Two stories: Bill Buckley comes to town to see my father and my parents throw a dinner party for him and Pat. Ug is there and so is Dick Goodwin and after dinner Ug starts playing and singing and Dick chimes in on the vibes, and Buckley sits down at the piano and starts singing a rousing version of “Cielita Lindo,” and before long Ug’s daughter Chargee is dancing on the card table. I am indeed spoiled. Change some of the names and pretty much all the nights in our house ended like that and still do. At the engagement party my parents gave me when I was 29, before I called off the wedding in question, my fiance went to bed in the poolhouse before midnight. Which meant he wasn’t there when my old boyfriend came through the front door unannounced. It so happened Ug had taught him to play the guitar and he was really, really good at it, and a gifted (and published) songwriter to boot, so my best friend (who is also a songwriter) called my neighbor who brought over his guitar and we all sang and played until 7 o’clock in the morning. It was one of the most hilarious nights of my life — the old boyfriend was making up songs on the spot re the fall of Romania and Yugoslavia, which was going on at the time and was funnier (the singing about it) than it sounds –and the man I was about to marry slept through the whole thing. Which was a clue, and which also leads me to the next story.
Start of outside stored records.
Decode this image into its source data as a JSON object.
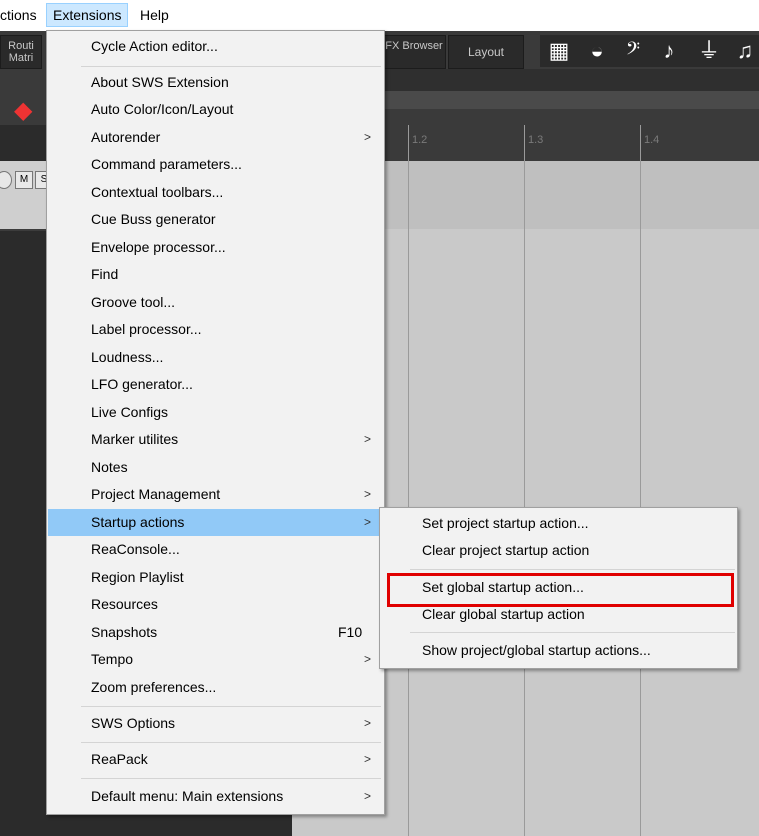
{
  "menubar": {
    "actions": "ctions",
    "extensions": "Extensions",
    "help": "Help"
  },
  "toolbar": {
    "routing": "Routi Matri",
    "fx": "FX Browser",
    "layout": "Layout",
    "icons": [
      "grid-icon",
      "drum-icon",
      "bass-clef-icon",
      "guitar-icon",
      "microphone-icon",
      "guitar-icon"
    ]
  },
  "track": {
    "mute": "M",
    "solo": "S"
  },
  "ruler": [
    "1.2",
    "1.3",
    "1.4"
  ],
  "menu": {
    "items": [
      {
        "label": "Cycle Action editor...",
        "arrow": "",
        "shortcut": ""
      },
      {
        "label": "About SWS Extension",
        "arrow": "",
        "shortcut": ""
      },
      {
        "label": "Auto Color/Icon/Layout",
        "arrow": "",
        "shortcut": ""
      },
      {
        "label": "Autorender",
        "arrow": ">",
        "shortcut": ""
      },
      {
        "label": "Command parameters...",
        "arrow": "",
        "shortcut": ""
      },
      {
        "label": "Contextual toolbars...",
        "arrow": "",
        "shortcut": ""
      },
      {
        "label": "Cue Buss generator",
        "arrow": "",
        "shortcut": ""
      },
      {
        "label": "Envelope processor...",
        "arrow": "",
        "shortcut": ""
      },
      {
        "label": "Find",
        "arrow": "",
        "shortcut": ""
      },
      {
        "label": "Groove tool...",
        "arrow": "",
        "shortcut": ""
      },
      {
        "label": "Label processor...",
        "arrow": "",
        "shortcut": ""
      },
      {
        "label": "Loudness...",
        "arrow": "",
        "shortcut": ""
      },
      {
        "label": "LFO generator...",
        "arrow": "",
        "shortcut": ""
      },
      {
        "label": "Live Configs",
        "arrow": "",
        "shortcut": ""
      },
      {
        "label": "Marker utilites",
        "arrow": ">",
        "shortcut": ""
      },
      {
        "label": "Notes",
        "arrow": "",
        "shortcut": ""
      },
      {
        "label": "Project Management",
        "arrow": ">",
        "shortcut": ""
      },
      {
        "label": "Startup actions",
        "arrow": ">",
        "shortcut": ""
      },
      {
        "label": "ReaConsole...",
        "arrow": "",
        "shortcut": ""
      },
      {
        "label": "Region Playlist",
        "arrow": "",
        "shortcut": ""
      },
      {
        "label": "Resources",
        "arrow": "",
        "shortcut": ""
      },
      {
        "label": "Snapshots",
        "arrow": "",
        "shortcut": "F10"
      },
      {
        "label": "Tempo",
        "arrow": ">",
        "shortcut": ""
      },
      {
        "label": "Zoom preferences...",
        "arrow": "",
        "shortcut": ""
      },
      {
        "label": "SWS Options",
        "arrow": ">",
        "shortcut": ""
      },
      {
        "label": "ReaPack",
        "arrow": ">",
        "shortcut": ""
      },
      {
        "label": "Default menu: Main extensions",
        "arrow": ">",
        "shortcut": ""
      }
    ]
  },
  "submenu": {
    "items": [
      {
        "label": "Set project startup action..."
      },
      {
        "label": "Clear project startup action"
      },
      {
        "label": "Set global startup action..."
      },
      {
        "label": "Clear global startup action"
      },
      {
        "label": "Show project/global startup actions..."
      }
    ]
  },
  "colors": {
    "highlight": "#91c9f7",
    "annotation": "#e00000"
  }
}
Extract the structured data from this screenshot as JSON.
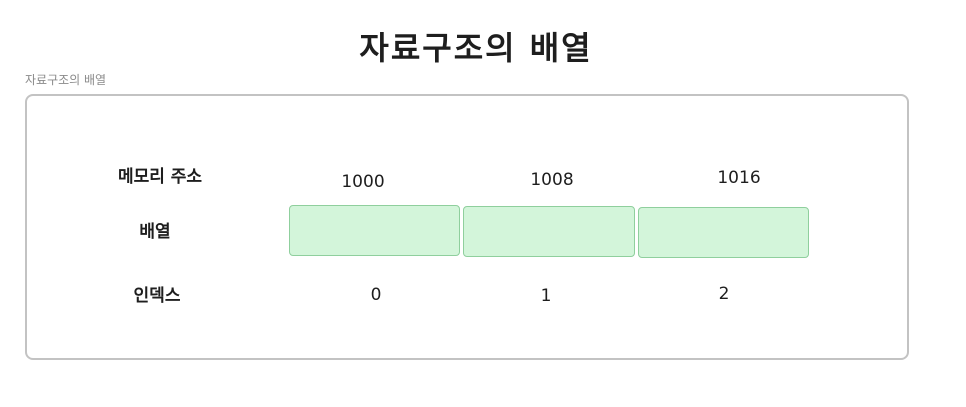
{
  "title": "자료구조의 배열",
  "frame_label": "자료구조의 배열",
  "row_labels": {
    "address": "메모리 주소",
    "array": "배열",
    "index": "인덱스"
  },
  "cells": [
    {
      "address": "1000",
      "index": "0"
    },
    {
      "address": "1008",
      "index": "1"
    },
    {
      "address": "1016",
      "index": "2"
    }
  ],
  "colors": {
    "cell_fill": "#d3f5da",
    "cell_stroke": "#8fcf9d",
    "frame_stroke": "#c3c3c3"
  }
}
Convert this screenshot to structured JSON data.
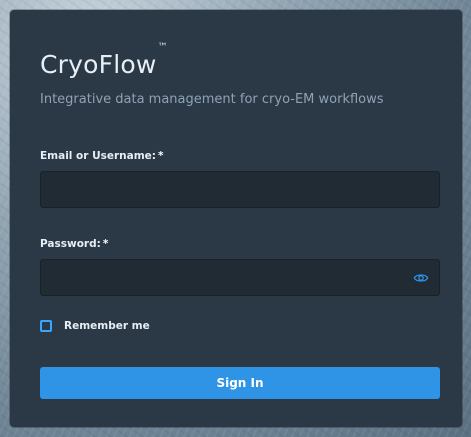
{
  "app": {
    "brand_name": "CryoFlow",
    "brand_tm": "™",
    "tagline": "Integrative data management for cryo-EM workflows"
  },
  "form": {
    "email": {
      "label": "Email or Username:",
      "required_marker": "*",
      "value": "",
      "placeholder": ""
    },
    "password": {
      "label": "Password:",
      "required_marker": "*",
      "value": "",
      "placeholder": ""
    },
    "remember_me": {
      "label": "Remember me",
      "checked": false
    },
    "submit": {
      "label": "Sign In"
    }
  },
  "icons": {
    "password_visibility": "eye-icon"
  },
  "colors": {
    "card_background": "#2b3946",
    "input_background": "#202b34",
    "accent": "#2f93e6",
    "checkbox_border": "#39a6ff",
    "tagline_text": "#8fa2b4",
    "primary_text": "#e7eef5"
  }
}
I meet my husband after a friend’s wedding when the hotel bar had shut down and we are all desperate for a drink. There is a piano in the lobby and he convinces the desk clerk (with an astutely palmed few bills) to let him play and he brings down a bunch of booze he happens to have in his room and the lobby party was way more fun than the wedding (I had the same fiance then — he was passed out on a sofa). I recognized that gun in the pocket thing right away and he had these bad boy eyes and then he sang “Night Owl” and all the other songs he knew how to do on the piano and I started paying a whole lot of attention. Cut to more than a decade later and we are the ones who are engaged. One night in a bar in Jackson, Mississippi, “Little Red Riding Hood” is playing on the jukebox and I jokingly tell John that one of the conditions of our marriage is that he has to sing the song at our wedding. I forget all about it and during the reception I go inside to change out of a big Carolina Herrera dress into a much smaller Carolina Herrera dress. As I walk out onto our terrace I hear the band playing “Riding Hood’s” opening bars from the tent, and when I look up there’s John onstage, singing his heart out, just like he did as the long ago lead singer of The Mersey Shores. And that night we BOTH stayed up most of the night playing and singing and having a hell of a time.